Get her moving. Dogs with arthritis are often quite sedentary, simply because their owners are nervous about causing additional pain. But exercise is very important because it keeps the joints working, which improves mobility. Plus, exercise makes the muscles stronger, which will help keep her joints stable. “Naturally, you won’t exercise your dog when she is lame or hurting,” says Dr. Keller.

The key is regular, gentle exercise, rather than getting your dog to be a competitive athlete. A leisurely 20 minute walk twice a day will be just fine. And remember that swimming is also an excellent from of exercise for a dog, especially one with arthritis, because her legs get a rest from supporting her weight. The water does it instead, and that reduces pressure on those aching joints.

Give some hands-on care. You know how good a massage fees to tired muscles and joints. Well, your dog will enjoy a brisk massage to her achy bits almost as much as you do, especially after her walk.

Massage doesn’t have to be fancy. Just use your hands and fingertips to rub the sore areas in small, circular movements. Then gradually knead gently around the affected area and back again. This will increase the blood flow to the muscles and provide her with temporary, soothing relief – and she won’t mind all the extra attention at all.

Keep out the cold. “Dogs with arthritis can be affected by adverse weather conditions,” says Dr. Keller. So one those cold, wet days, you may want to offer her some additional comfort, such as an extra blanket or a layer of bedding. A massage will warm things up a bit, and even though she won’t thank you for it at the time, a warm bath can help joints stay loose and limber, resulting in fewer creaks and groans later on.

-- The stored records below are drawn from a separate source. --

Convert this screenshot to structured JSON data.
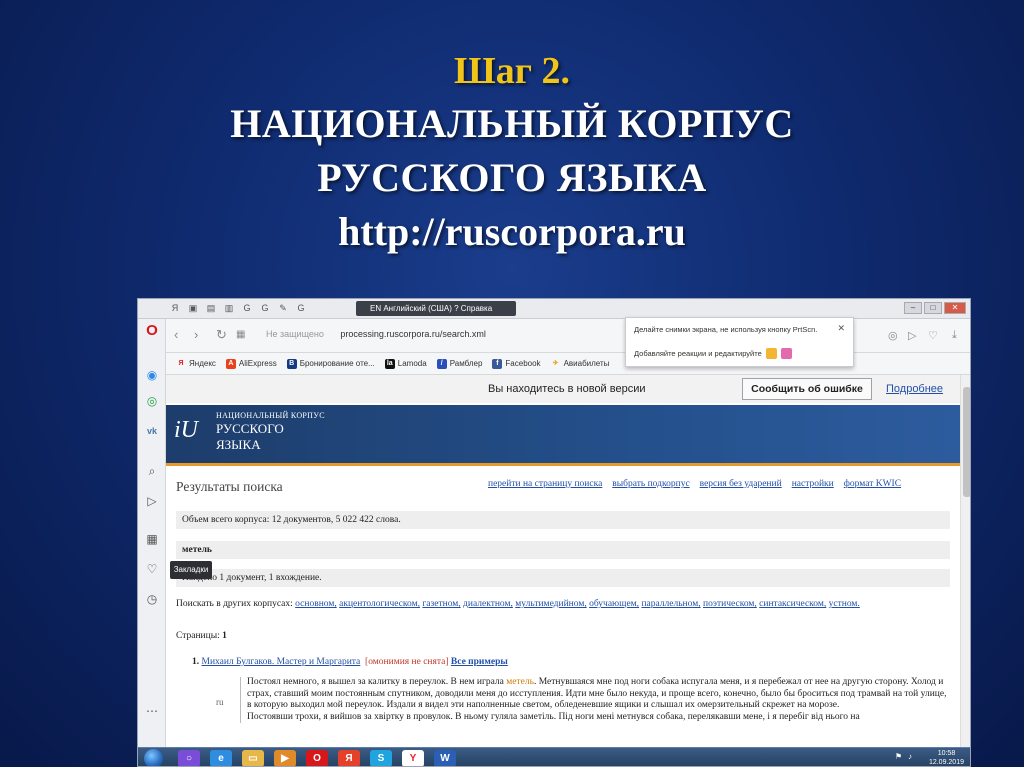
{
  "slide": {
    "step": "Шаг 2.",
    "title_line1": "НАЦИОНАЛЬНЫЙ КОРПУС",
    "title_line2": "РУССКОГО ЯЗЫКА",
    "url": "http://ruscorpora.ru"
  },
  "browser": {
    "langbar_text": "EN Английский (США)   ? Справка",
    "url_protocol": "Не защищено",
    "url_host": "processing.ruscorpora.ru/search.xml",
    "bookmarks": [
      {
        "label": "Яндекс",
        "icon": "yandex-icon",
        "color": "#e4202a",
        "glyph": "Я"
      },
      {
        "label": "AliExpress",
        "icon": "aliexpress-icon",
        "color": "#e8421d",
        "glyph": "A"
      },
      {
        "label": "Бронирование оте...",
        "icon": "booking-icon",
        "color": "#143a82",
        "glyph": "B"
      },
      {
        "label": "Lamoda",
        "icon": "lamoda-icon",
        "color": "#111111",
        "glyph": "la"
      },
      {
        "label": "Рамблер",
        "icon": "rambler-icon",
        "color": "#2a4fb8",
        "glyph": "/"
      },
      {
        "label": "Facebook",
        "icon": "facebook-icon",
        "color": "#3b5998",
        "glyph": "f"
      },
      {
        "label": "Авиабилеты",
        "icon": "plane-icon",
        "color": "#e6a21b",
        "glyph": "✈"
      }
    ],
    "popup": {
      "line1": "Делайте снимки экрана, не используя кнопку PrtScn.",
      "line2": "Добавляйте реакции и редактируйте"
    },
    "tooltip": "Закладки"
  },
  "page": {
    "new_version_msg": "Вы находитесь в новой версии",
    "report_button": "Сообщить об ошибке",
    "older_link": "Подробнее",
    "logo_line1": "НАЦИОНАЛЬНЫЙ КОРПУС",
    "logo_line2": "РУССКОГО",
    "logo_line3": "ЯЗЫКА",
    "results_title": "Результаты поиска",
    "top_links": [
      "перейти на страницу поиска",
      "выбрать подкорпус",
      "версия без ударений",
      "настройки",
      "формат KWIC"
    ],
    "corpus_size": "Объем всего корпуса: 12 документов, 5 022 422 слова.",
    "query": "метель",
    "found": "Найдено 1 документ, 1 вхождение.",
    "other_corpora_label": "Поискать в других корпусах:",
    "other_corpora": [
      "основном,",
      "акцентологическом,",
      "газетном,",
      "диалектном,",
      "мультимедийном,",
      "обучающем,",
      "параллельном,",
      "поэтическом,",
      "синтаксическом,",
      "устном."
    ],
    "pages_label": "Страницы:",
    "pages_value": "1",
    "doc_number": "1.",
    "doc_author": "Михаил Булгаков. Мастер и Маргарита",
    "doc_homonymy": "[омонимия не снята]",
    "doc_all": "Все примеры",
    "lang_label": "ru",
    "snippet_pre": "Постоял немного, я вышел за калитку в переулок. В нем играла ",
    "snippet_hl": "метель",
    "snippet_post": ". Метнувшаяся мне под ноги собака испугала меня, и я перебежал от нее на другую сторону. Холод и страх, ставший моим постоянным спутником, доводили меня до исступления. Идти мне было некуда, и проще всего, конечно, было бы броситься под трамвай на той улице, в которую выходил мой переулок. Издали я видел эти наполненные светом, обледеневшие ящики и слышал их омерзительный скрежет на морозе.",
    "snippet_uk": "Постоявши трохи, я вийшов за хвіртку в провулок. В ньому гуляла заметіль. Під ноги мені метнувся собака, перелякавши мене, і я перебіг від нього на"
  },
  "taskbar": {
    "time": "10:58",
    "date": "12.09.2019",
    "items": [
      {
        "icon": "alice-icon",
        "color": "#7a4dd8",
        "glyph": "○"
      },
      {
        "icon": "ie-icon",
        "color": "#2f8de0",
        "glyph": "e"
      },
      {
        "icon": "folder-icon",
        "color": "#e6b84a",
        "glyph": "▭"
      },
      {
        "icon": "media-icon",
        "color": "#e08a2a",
        "glyph": "▶"
      },
      {
        "icon": "opera-icon",
        "color": "#d8171a",
        "glyph": "O"
      },
      {
        "icon": "yandex-browser-icon",
        "color": "#e4402a",
        "glyph": "Я"
      },
      {
        "icon": "skype-icon",
        "color": "#1fa4e0",
        "glyph": "S"
      },
      {
        "icon": "yandex-y-icon",
        "color": "#ffffff",
        "glyph": "Y"
      },
      {
        "icon": "word-icon",
        "color": "#2b5fb3",
        "glyph": "W"
      }
    ]
  }
}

Easing the Pain:
Even though there isn’t a cure for arthritis, there are a number of medications that can ease the pain and keep her comfortable. There are dozens of drugs to choose from, but one of the most effective is also the older and least expensive: aspirin. It not only relieves pain, but also reduces the joint inflammation that often goes with arthritis.

When the arthritic aches are flaring, vets usually recommend that you give about a quarter of a 325 – milligram tablet for every ten pounds of pooch. To be safe, it’s always best to check with your vet before giving aspirin (or any medication, for that matter) to your dog.
Another medication that your vet may prescribe is carprofen (Rimadyl). “It’s a new veterinary drug, similar to aspirin, but causes even less stomach irritation,” says Lester Mandelker, D.V.M., a veterinarian in private practice in Largo, Florida, and co-author of Burns Pharmaceutical Index.

“Nutritional supplements such as Cosequin and Glycoflex are purported to help dogs with arthritis,” adds Dr. Keller. They contain nutrients that help form and repair cartilage. “But, to date, there has been no scientific proof that these supplements work.” Your vet will recommend the product that best suits your dog’s needs.